To get over the hump on long weeks at work it can help to focus on the things you enjoy the most. With this in mind, I have decided to dedicate my Wednesday posts to basketball. Enjoy the first installment of Hump Day Hoops.

I have coached at the high school, club, and university level in Canada for several years. I believe my current team has the talent to compete for our regional and provincial championships, however in practice we rarely see championship work ethic or attitudes in our players. Championships are built at practice. Here is what I would like to see out of every player at practice.

  • Be early
  • Prepare mentally – what are you going to focus on at practice today
  • Prepare physically – stretch, tape, etc
  • Go Game speed in every drill
  • Play tough defense
  • Communicate in every drill
  • Compliment your teammates
  • Stay Late

These are the types of players that I want to coach. These are the types of players that get recruited by University coaches. These are also the types of players that win you championships.

The Power of Stories

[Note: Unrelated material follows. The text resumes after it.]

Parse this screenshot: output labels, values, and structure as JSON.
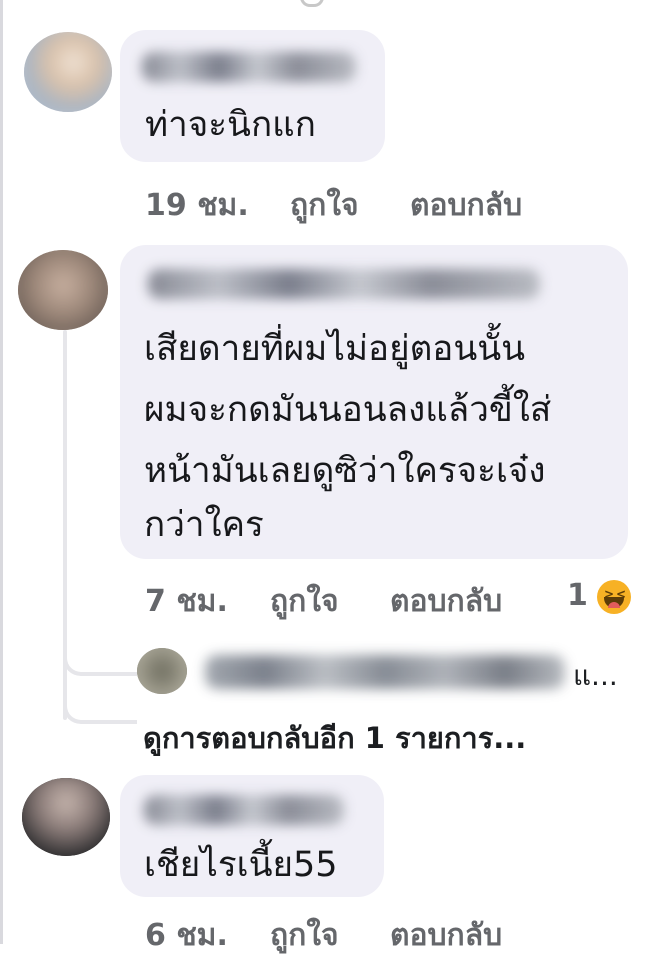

This week in my grade 11 leadership course my students will be facilitating 75 min workshops. I thought I would start the second week of The Milla Times with a short post about incorporating stories into presentations.  Later this week I will be posting a more detailed look at how to turn your presentation itself into a story.  Look out for that Thursday or Friday.

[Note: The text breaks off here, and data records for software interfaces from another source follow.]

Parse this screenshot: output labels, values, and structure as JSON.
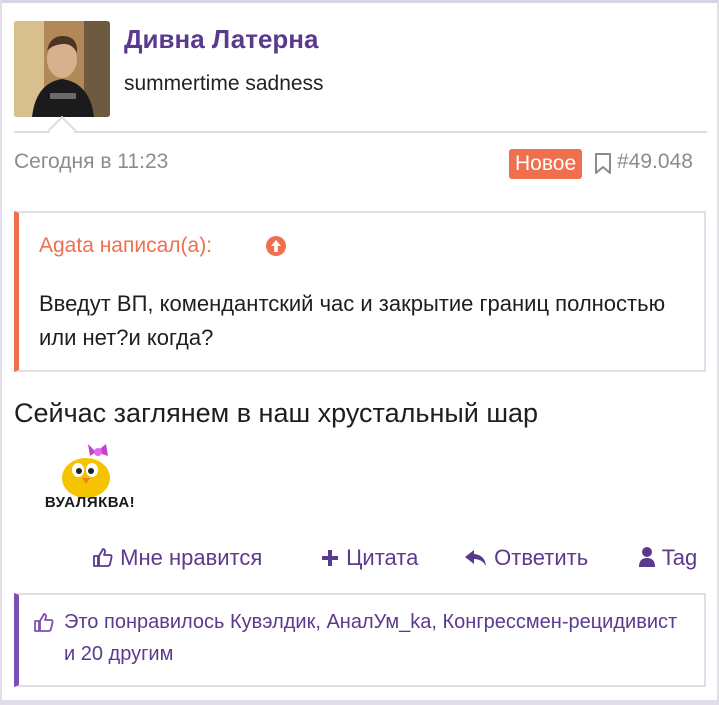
{
  "post": {
    "username": "Дивна Латерна",
    "user_title": "summertime sadness",
    "date": "Сегодня в 11:23",
    "badge": "Новое",
    "post_number": "#49.048",
    "quote": {
      "author": "Agata написал(а):",
      "text": "Введут ВП, комендантский час и закрытие границ полностью или нет?и когда?"
    },
    "message": "Сейчас заглянем в наш хрустальный шар",
    "sticker_text": "ВУАЛЯКВА!",
    "actions": {
      "like": "Мне нравится",
      "quote": "Цитата",
      "reply": "Ответить",
      "tag": "Tag"
    },
    "likes_text": "Это понравилось Кувэлдик, АналУм_ka, Конгрессмен-рецидивист и 20 другим"
  },
  "colors": {
    "username": "#5b3a8e",
    "accent_orange": "#ef6f4f",
    "accent_purple": "#7d4fb2",
    "muted": "#8c8c8c"
  },
  "icons": [
    "bookmark-icon",
    "arrow-up-circle-icon",
    "thumbs-up-icon",
    "plus-icon",
    "reply-icon",
    "user-icon"
  ]
}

Through out history, stories have been used as a way to share who we are and who we become. Today, stories are still the most effective way to share ideas, inspire change, and communicate effectively. They are more memorable than statistics, facts or rants and most importantly they create trust and connection with the audience. Yet in school and at work we often omit stories from presentations. Your presentations will improve dramatically if you can include some stories. Here are some tips on how you can do this effectively:

  1. Your story should have one key point or message
  2. Hook your audience at the beginning
  3. Script the first and last sentence only. Let the rest happen like a…
  4. Conversation.. not a presentation (imagine you’re talking to your best friend)
  5. Don’t be the hero of your own stories.

Good luck with your storytelling.

Time is Money

What does the expression “Time is Money” really mean? I think it means that time can and should be invested just like money.  Similar to financial investments, time investments grow over time and can be withdrawn later.  If you invest time in your career, school, relationships, health, etc those areas of your life will grow and reward you later.  The problem is many of us spend our time on the things that don’t matter, the things that don’t reward us later. Developing some basic time management skills might allow you to spend less and invest more.

The first step is to identify what and who is worth investing in. Try asking yourself these three questions:

1. What do you do for fun or enjoyment?

2. Who do you turn to for help and support?

3. What is the best and most meaningful part of your work?

The answers to these questions are where you should be investing your time. In the 7 habits of Highly Effective People, Covey suggests that 80% of our time and energy should be focused on these things or with these people. The other 20% should be spent completing the important and urgent tasks that are part of your daily life. These might include finishing a report, studying for a test, sending emails, etc. Get these out of the way first then you can focus your energy on what really matters. Here are some practical time management tips that might help you complete the 20%.

  • Prioritize your to – do list (urgent + important go first, non-urgent + important second)
  • Use a calendar or planner
  • Touch each paper or email only once
  • Find your creative  time – defend it
  • Find your dead time – schedule it

These practical tips will hopefully increase your productivity, reduce your stress, and create a healthy balance in your life.